RECORDS SHOWN: Begin

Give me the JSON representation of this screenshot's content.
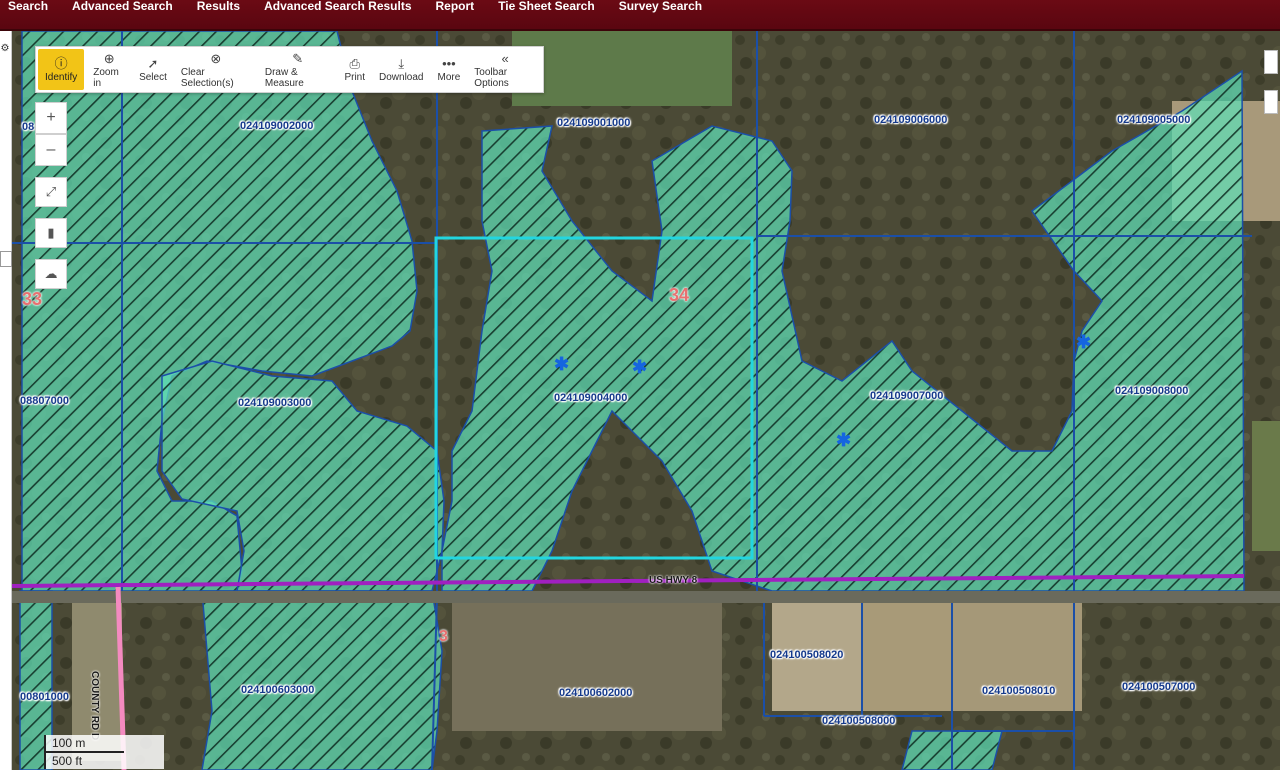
{
  "nav": {
    "items": [
      "Search",
      "Advanced Search",
      "Results",
      "Advanced Search Results",
      "Report",
      "Tie Sheet Search",
      "Survey Search"
    ]
  },
  "toolbar": {
    "identify": "Identify",
    "zoom_in": "Zoom in",
    "select": "Select",
    "clear_selections": "Clear Selection(s)",
    "draw_measure": "Draw & Measure",
    "print": "Print",
    "download": "Download",
    "more": "More",
    "toolbar_options": "Toolbar Options"
  },
  "zoom": {
    "in": "+",
    "out": "–"
  },
  "sections": {
    "s33": "33",
    "s34": "34",
    "s3": "3"
  },
  "roads": {
    "us_hwy_8": "US HWY 8",
    "county_rd_d": "COUNTY RD D"
  },
  "parcels": {
    "p1": "024109002000",
    "p2": "024109001000",
    "p3": "024109006000",
    "p4": "024109005000",
    "p5": "024109003000",
    "p6": "024109004000",
    "p7": "024109007000",
    "p8": "024109008000",
    "p9": "024100603000",
    "p10": "024100602000",
    "p11": "024100508020",
    "p12": "024100508000",
    "p13": "024100508010",
    "p14": "024100507000",
    "p15": "08807000",
    "p16": "00801000",
    "p17": "08"
  },
  "scale": {
    "metric": "100 m",
    "imperial": "500 ft"
  },
  "colors": {
    "nav_bg": "#5e0812",
    "wetland_fill": "#5fe0b8",
    "parcel_line": "#1b4fa8",
    "selection": "#22d6e0",
    "highway": "#a020c0",
    "county_road": "#f48ac0",
    "toolbar_active": "#f2c417"
  },
  "icons": [
    "info-icon",
    "zoom-in-icon",
    "pointer-icon",
    "clear-icon",
    "pencil-icon",
    "print-icon",
    "download-icon",
    "more-icon",
    "collapse-icon",
    "fullscreen-icon",
    "bookmark-icon",
    "cloud-icon",
    "marker-icon"
  ]
}
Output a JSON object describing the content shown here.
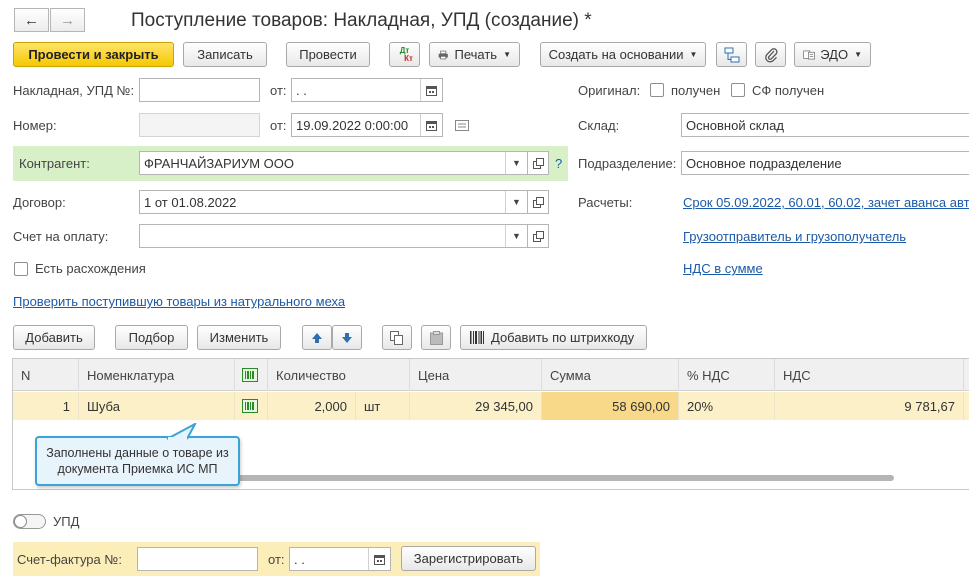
{
  "window": {
    "title": "Поступление товаров: Накладная, УПД (создание) *"
  },
  "nav": {
    "back": "←",
    "forward": "→"
  },
  "toolbar": {
    "post_close": "Провести и закрыть",
    "save": "Записать",
    "post": "Провести",
    "dtkt_top": "Дт",
    "dtkt_bottom": "Кт",
    "print": "Печать",
    "create_based": "Создать на основании",
    "edo": "ЭДО"
  },
  "form": {
    "invoice_label": "Накладная, УПД №:",
    "invoice_value": "",
    "from_label": "от:",
    "invoice_date": " .  .",
    "number_label": "Номер:",
    "number_value": "",
    "doc_date": "19.09.2022  0:00:00",
    "original_label": "Оригинал:",
    "received_label": "получен",
    "sf_received_label": "СФ получен",
    "warehouse_label": "Склад:",
    "warehouse_value": "Основной склад",
    "counterparty_label": "Контрагент:",
    "counterparty_value": "ФРАНЧАЙЗАРИУМ ООО",
    "help": "?",
    "division_label": "Подразделение:",
    "division_value": "Основное подразделение",
    "contract_label": "Договор:",
    "contract_value": "1 от 01.08.2022",
    "settlements_label": "Расчеты:",
    "settlements_link": "Срок 05.09.2022, 60.01, 60.02, зачет аванса авт",
    "payment_invoice_label": "Счет на оплату:",
    "payment_invoice_value": "",
    "shipper_link": "Грузоотправитель и грузополучатель",
    "discrepancies_label": "Есть расхождения",
    "vat_link": "НДС в сумме",
    "check_fur_link": "Проверить поступившую товары из натурального меха"
  },
  "table_toolbar": {
    "add": "Добавить",
    "pick": "Подбор",
    "edit": "Изменить",
    "add_barcode": "Добавить по штрихкоду"
  },
  "table": {
    "headers": {
      "n": "N",
      "item": "Номенклатура",
      "qty": "Количество",
      "price": "Цена",
      "sum": "Сумма",
      "vat_rate": "% НДС",
      "vat": "НДС"
    },
    "rows": [
      {
        "n": "1",
        "item": "Шуба",
        "qty": "2,000",
        "unit": "шт",
        "price": "29 345,00",
        "sum": "58 690,00",
        "vat_rate": "20%",
        "vat": "9 781,67"
      }
    ]
  },
  "tooltip": {
    "text": "Заполнены данные о товаре из документа Приемка ИС МП"
  },
  "footer": {
    "upd_label": "УПД",
    "sf_label": "Счет-фактура №:",
    "sf_value": "",
    "from_label": "от:",
    "sf_date": " .  .",
    "register": "Зарегистрировать"
  },
  "colors": {
    "primary_button": "#f5c800",
    "link": "#1c5aa8",
    "counterparty_bg": "#d8f0c8",
    "selected_row": "#fbf0c8",
    "footer_bg": "#fbeeb8",
    "tooltip_bg": "#e8f4fb",
    "tooltip_border": "#3aa3d8"
  }
}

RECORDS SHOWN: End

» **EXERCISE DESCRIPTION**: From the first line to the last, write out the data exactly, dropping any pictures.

» **EXERCISE ANSWER**:
Give me the JSON representation of this screenshot's content.
{
  "nav": {
    "items": [
      "Search",
      "Advanced Search",
      "Results",
      "Advanced Search Results",
      "Report",
      "Tie Sheet Search",
      "Survey Search"
    ]
  },
  "toolbar": {
    "identify": "Identify",
    "zoom_in": "Zoom in",
    "select": "Select",
    "clear_selections": "Clear Selection(s)",
    "draw_measure": "Draw & Measure",
    "print": "Print",
    "download": "Download",
    "more": "More",
    "toolbar_options": "Toolbar Options"
  },
  "zoom": {
    "in": "+",
    "out": "–"
  },
  "sections": {
    "s33": "33",
    "s34": "34",
    "s3": "3"
  },
  "roads": {
    "us_hwy_8": "US HWY 8",
    "county_rd_d": "COUNTY RD D"
  },
  "parcels": {
    "p1": "024109002000",
    "p2": "024109001000",
    "p3": "024109006000",
    "p4": "024109005000",
    "p5": "024109003000",
    "p6": "024109004000",
    "p7": "024109007000",
    "p8": "024109008000",
    "p9": "024100603000",
    "p10": "024100602000",
    "p11": "024100508020",
    "p12": "024100508000",
    "p13": "024100508010",
    "p14": "024100507000",
    "p15": "08807000",
    "p16": "00801000",
    "p17": "08"
  },
  "scale": {
    "metric": "100 m",
    "imperial": "500 ft"
  },
  "colors": {
    "nav_bg": "#5e0812",
    "wetland_fill": "#5fe0b8",
    "parcel_line": "#1b4fa8",
    "selection": "#22d6e0",
    "highway": "#a020c0",
    "county_road": "#f48ac0",
    "toolbar_active": "#f2c417"
  },
  "icons": [
    "info-icon",
    "zoom-in-icon",
    "pointer-icon",
    "clear-icon",
    "pencil-icon",
    "print-icon",
    "download-icon",
    "more-icon",
    "collapse-icon",
    "fullscreen-icon",
    "bookmark-icon",
    "cloud-icon",
    "marker-icon"
  ]
}
Output a JSON object describing the content shown here.
{
  "window": {
    "title": "Поступление товаров: Накладная, УПД (создание) *"
  },
  "nav": {
    "back": "←",
    "forward": "→"
  },
  "toolbar": {
    "post_close": "Провести и закрыть",
    "save": "Записать",
    "post": "Провести",
    "dtkt_top": "Дт",
    "dtkt_bottom": "Кт",
    "print": "Печать",
    "create_based": "Создать на основании",
    "edo": "ЭДО"
  },
  "form": {
    "invoice_label": "Накладная, УПД №:",
    "invoice_value": "",
    "from_label": "от:",
    "invoice_date": " .  .",
    "number_label": "Номер:",
    "number_value": "",
    "doc_date": "19.09.2022  0:00:00",
    "original_label": "Оригинал:",
    "received_label": "получен",
    "sf_received_label": "СФ получен",
    "warehouse_label": "Склад:",
    "warehouse_value": "Основной склад",
    "counterparty_label": "Контрагент:",
    "counterparty_value": "ФРАНЧАЙЗАРИУМ ООО",
    "help": "?",
    "division_label": "Подразделение:",
    "division_value": "Основное подразделение",
    "contract_label": "Договор:",
    "contract_value": "1 от 01.08.2022",
    "settlements_label": "Расчеты:",
    "settlements_link": "Срок 05.09.2022, 60.01, 60.02, зачет аванса авт",
    "payment_invoice_label": "Счет на оплату:",
    "payment_invoice_value": "",
    "shipper_link": "Грузоотправитель и грузополучатель",
    "discrepancies_label": "Есть расхождения",
    "vat_link": "НДС в сумме",
    "check_fur_link": "Проверить поступившую товары из натурального меха"
  },
  "table_toolbar": {
    "add": "Добавить",
    "pick": "Подбор",
    "edit": "Изменить",
    "add_barcode": "Добавить по штрихкоду"
  },
  "table": {
    "headers": {
      "n": "N",
      "item": "Номенклатура",
      "qty": "Количество",
      "price": "Цена",
      "sum": "Сумма",
      "vat_rate": "% НДС",
      "vat": "НДС"
    },
    "rows": [
      {
        "n": "1",
        "item": "Шуба",
        "qty": "2,000",
        "unit": "шт",
        "price": "29 345,00",
        "sum": "58 690,00",
        "vat_rate": "20%",
        "vat": "9 781,67"
      }
    ]
  },
  "tooltip": {
    "text": "Заполнены данные о товаре из документа Приемка ИС МП"
  },
  "footer": {
    "upd_label": "УПД",
    "sf_label": "Счет-фактура №:",
    "sf_value": "",
    "from_label": "от:",
    "sf_date": " .  .",
    "register": "Зарегистрировать"
  },
  "colors": {
    "primary_button": "#f5c800",
    "link": "#1c5aa8",
    "counterparty_bg": "#d8f0c8",
    "selected_row": "#fbf0c8",
    "footer_bg": "#fbeeb8",
    "tooltip_bg": "#e8f4fb",
    "tooltip_border": "#3aa3d8"
  }
}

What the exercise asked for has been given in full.